→ **Task instructions**
The full set of entries is to be returned word for word.

*** Opening of Provided entries ***

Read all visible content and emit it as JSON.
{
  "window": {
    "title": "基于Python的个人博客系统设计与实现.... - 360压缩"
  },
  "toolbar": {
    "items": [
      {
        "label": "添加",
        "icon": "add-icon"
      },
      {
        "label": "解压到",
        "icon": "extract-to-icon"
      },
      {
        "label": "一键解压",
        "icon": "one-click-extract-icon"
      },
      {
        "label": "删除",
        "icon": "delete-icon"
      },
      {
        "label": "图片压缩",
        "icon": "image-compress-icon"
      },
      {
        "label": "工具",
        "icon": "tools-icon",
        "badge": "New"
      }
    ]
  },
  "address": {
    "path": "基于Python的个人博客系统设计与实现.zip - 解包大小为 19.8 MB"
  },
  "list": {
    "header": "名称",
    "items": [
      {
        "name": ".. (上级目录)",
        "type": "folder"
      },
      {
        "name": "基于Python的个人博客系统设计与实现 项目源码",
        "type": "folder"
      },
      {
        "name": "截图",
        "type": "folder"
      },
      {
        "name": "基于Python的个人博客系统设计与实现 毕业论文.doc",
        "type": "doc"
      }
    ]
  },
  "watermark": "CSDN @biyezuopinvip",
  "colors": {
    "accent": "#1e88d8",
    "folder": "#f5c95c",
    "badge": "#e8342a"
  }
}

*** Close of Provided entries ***

→ **Expected answer**
Read all visible content and emit it as JSON.
{
  "window": {
    "title": "基于Python的个人博客系统设计与实现.... - 360压缩"
  },
  "toolbar": {
    "items": [
      {
        "label": "添加",
        "icon": "add-icon"
      },
      {
        "label": "解压到",
        "icon": "extract-to-icon"
      },
      {
        "label": "一键解压",
        "icon": "one-click-extract-icon"
      },
      {
        "label": "删除",
        "icon": "delete-icon"
      },
      {
        "label": "图片压缩",
        "icon": "image-compress-icon"
      },
      {
        "label": "工具",
        "icon": "tools-icon",
        "badge": "New"
      }
    ]
  },
  "address": {
    "path": "基于Python的个人博客系统设计与实现.zip - 解包大小为 19.8 MB"
  },
  "list": {
    "header": "名称",
    "items": [
      {
        "name": ".. (上级目录)",
        "type": "folder"
      },
      {
        "name": "基于Python的个人博客系统设计与实现 项目源码",
        "type": "folder"
      },
      {
        "name": "截图",
        "type": "folder"
      },
      {
        "name": "基于Python的个人博客系统设计与实现 毕业论文.doc",
        "type": "doc"
      }
    ]
  },
  "watermark": "CSDN @biyezuopinvip",
  "colors": {
    "accent": "#1e88d8",
    "folder": "#f5c95c",
    "badge": "#e8342a"
  }
}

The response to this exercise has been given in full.